Lest some forgot, just because you can bet the house on such things being said around that time – or, indeed, even already – doesn't make them reality-based.

For starters, while Francis' oft-cited "model" predecessor, Blessed Paul VI, famously contemplated leaving office as he approached the same milestone he introduced for the retirement of cardinals, for a practice still in its "experimental" phase to be tied to reaching a certain age would, albeit unintentionally, bind the hands of future Popes merely by setting an expectation for it.

To be sure, the incumbent has said as much himself, telling the Mexican network Televisa last year that "it does not appeal to me, this idea of setting an age [for retirement]. Because I believe that the papacy has an element of being the final authority.

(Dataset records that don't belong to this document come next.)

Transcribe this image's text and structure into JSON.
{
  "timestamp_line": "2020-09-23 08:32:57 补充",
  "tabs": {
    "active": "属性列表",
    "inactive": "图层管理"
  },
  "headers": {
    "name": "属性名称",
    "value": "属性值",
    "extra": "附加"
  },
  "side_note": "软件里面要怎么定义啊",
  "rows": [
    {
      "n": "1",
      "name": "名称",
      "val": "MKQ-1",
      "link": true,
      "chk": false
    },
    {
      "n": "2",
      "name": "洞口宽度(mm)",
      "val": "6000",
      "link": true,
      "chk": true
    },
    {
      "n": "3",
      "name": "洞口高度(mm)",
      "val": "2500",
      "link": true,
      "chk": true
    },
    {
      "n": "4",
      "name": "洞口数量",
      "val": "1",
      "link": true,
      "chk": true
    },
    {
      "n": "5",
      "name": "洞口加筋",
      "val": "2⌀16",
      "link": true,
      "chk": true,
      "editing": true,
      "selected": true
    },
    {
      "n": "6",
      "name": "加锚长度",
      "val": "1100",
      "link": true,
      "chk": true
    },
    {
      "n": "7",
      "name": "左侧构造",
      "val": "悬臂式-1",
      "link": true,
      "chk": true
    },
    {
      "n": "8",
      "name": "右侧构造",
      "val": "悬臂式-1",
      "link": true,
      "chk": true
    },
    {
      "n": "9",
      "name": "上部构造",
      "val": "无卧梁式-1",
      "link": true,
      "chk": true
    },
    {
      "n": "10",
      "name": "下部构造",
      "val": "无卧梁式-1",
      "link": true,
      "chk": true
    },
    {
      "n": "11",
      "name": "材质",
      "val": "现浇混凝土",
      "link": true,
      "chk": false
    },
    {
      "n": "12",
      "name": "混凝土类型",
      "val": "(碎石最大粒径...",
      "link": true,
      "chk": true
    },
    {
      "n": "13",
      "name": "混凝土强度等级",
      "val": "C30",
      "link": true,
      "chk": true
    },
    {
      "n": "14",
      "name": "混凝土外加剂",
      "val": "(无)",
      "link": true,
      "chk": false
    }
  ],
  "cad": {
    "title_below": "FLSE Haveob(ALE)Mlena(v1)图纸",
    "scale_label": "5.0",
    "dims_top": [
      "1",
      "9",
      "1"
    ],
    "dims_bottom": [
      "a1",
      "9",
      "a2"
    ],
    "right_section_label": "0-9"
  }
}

"So," he added, "saying 'OK, this fellow is 80 years old,' creates the sensation of the ending of a pontificate which would not be good. Too predictable, no?"

Of course, hardly anything's more anathema to Francis than being "too predictable." And speaking of which, to recall the line he quietly slipped into the last homily of November's Africa trek, "the fact is that we have not yet reached our destination... in a certain sense we are in midstream."